▸ **Task statement**
The answer must be every line of the records in which the string "date" appears.

(Provided records)

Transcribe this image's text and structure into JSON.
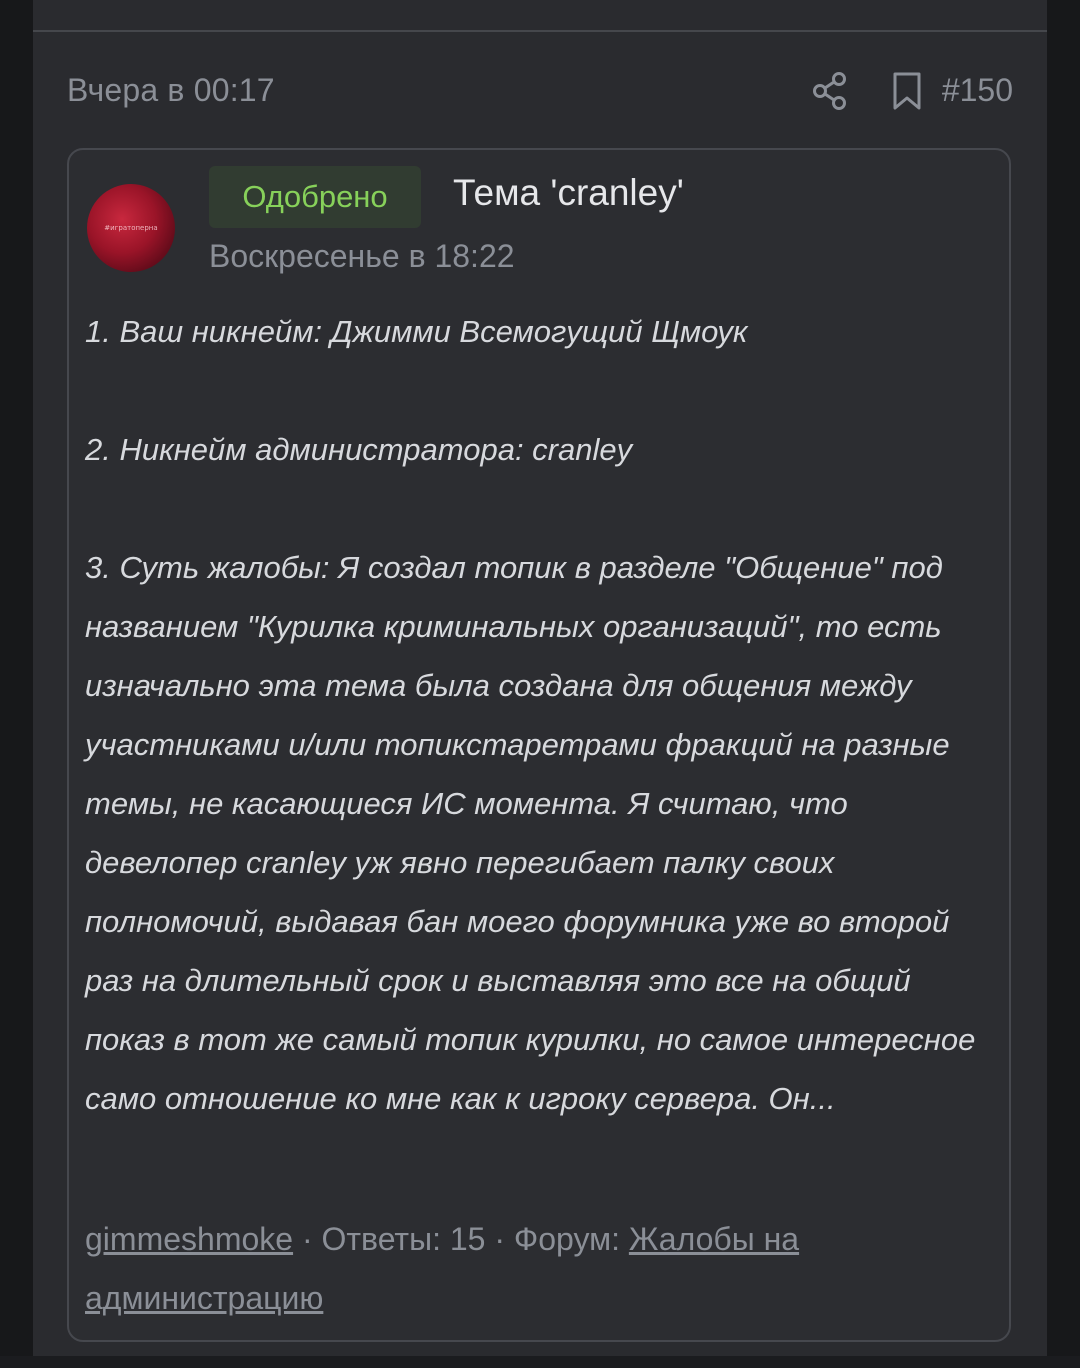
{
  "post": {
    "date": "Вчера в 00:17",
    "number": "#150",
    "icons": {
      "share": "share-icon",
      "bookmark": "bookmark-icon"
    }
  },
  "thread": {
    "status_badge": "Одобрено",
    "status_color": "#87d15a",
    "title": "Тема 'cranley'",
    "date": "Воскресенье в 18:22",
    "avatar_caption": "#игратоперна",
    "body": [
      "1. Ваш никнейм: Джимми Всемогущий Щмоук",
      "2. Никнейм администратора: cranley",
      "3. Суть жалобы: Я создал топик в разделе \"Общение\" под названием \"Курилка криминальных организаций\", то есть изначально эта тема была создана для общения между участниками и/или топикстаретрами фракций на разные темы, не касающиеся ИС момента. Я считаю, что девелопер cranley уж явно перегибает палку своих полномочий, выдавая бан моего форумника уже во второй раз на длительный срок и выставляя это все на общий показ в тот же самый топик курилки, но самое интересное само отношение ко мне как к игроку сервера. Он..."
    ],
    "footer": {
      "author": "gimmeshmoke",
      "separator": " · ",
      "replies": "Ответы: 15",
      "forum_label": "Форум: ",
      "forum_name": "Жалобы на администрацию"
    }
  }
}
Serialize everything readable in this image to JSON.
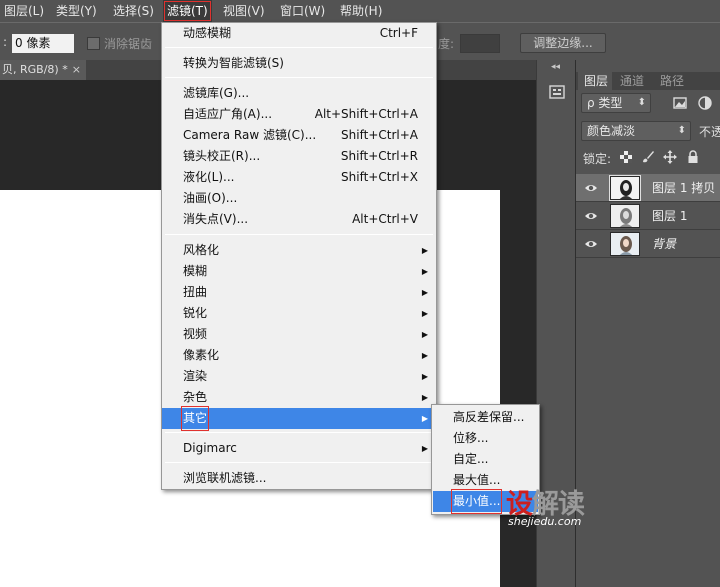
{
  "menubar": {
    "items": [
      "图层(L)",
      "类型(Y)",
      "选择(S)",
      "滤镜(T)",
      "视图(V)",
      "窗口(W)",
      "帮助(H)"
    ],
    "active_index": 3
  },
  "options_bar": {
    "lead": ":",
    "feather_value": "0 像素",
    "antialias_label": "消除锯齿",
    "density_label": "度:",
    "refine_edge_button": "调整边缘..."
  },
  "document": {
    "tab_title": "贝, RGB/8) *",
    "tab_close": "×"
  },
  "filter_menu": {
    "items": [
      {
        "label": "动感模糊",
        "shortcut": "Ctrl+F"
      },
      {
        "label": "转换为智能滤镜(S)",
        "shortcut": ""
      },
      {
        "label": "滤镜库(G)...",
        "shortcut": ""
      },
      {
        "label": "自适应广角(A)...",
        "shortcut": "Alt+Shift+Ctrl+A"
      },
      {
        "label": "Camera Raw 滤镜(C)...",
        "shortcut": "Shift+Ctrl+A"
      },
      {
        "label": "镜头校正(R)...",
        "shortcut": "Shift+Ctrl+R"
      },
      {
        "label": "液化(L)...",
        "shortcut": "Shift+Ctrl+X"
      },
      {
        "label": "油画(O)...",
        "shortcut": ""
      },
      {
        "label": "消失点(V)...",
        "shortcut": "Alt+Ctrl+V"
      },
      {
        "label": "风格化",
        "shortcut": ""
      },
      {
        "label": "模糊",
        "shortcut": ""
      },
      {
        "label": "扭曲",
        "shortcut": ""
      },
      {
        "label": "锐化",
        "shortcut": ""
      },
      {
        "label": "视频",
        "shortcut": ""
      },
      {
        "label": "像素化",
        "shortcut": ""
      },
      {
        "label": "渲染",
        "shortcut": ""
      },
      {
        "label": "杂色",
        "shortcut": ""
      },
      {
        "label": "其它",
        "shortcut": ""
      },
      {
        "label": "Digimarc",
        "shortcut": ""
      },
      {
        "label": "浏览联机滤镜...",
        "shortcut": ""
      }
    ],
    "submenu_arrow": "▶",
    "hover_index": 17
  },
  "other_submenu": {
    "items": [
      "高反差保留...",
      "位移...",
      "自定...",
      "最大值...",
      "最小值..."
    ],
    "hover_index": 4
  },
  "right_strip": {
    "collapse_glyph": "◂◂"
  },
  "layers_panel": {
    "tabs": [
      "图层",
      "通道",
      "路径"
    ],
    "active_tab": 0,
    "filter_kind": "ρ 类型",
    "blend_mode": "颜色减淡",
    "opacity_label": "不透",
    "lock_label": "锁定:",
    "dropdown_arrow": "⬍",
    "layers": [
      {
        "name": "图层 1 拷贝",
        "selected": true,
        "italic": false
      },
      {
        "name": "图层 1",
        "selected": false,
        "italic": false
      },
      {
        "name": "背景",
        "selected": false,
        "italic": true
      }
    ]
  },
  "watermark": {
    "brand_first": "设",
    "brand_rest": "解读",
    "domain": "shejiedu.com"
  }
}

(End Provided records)

▸ **Expected answer**
    "date": "Вчера в 00:17",
    "date": "Воскресенье в 18:22",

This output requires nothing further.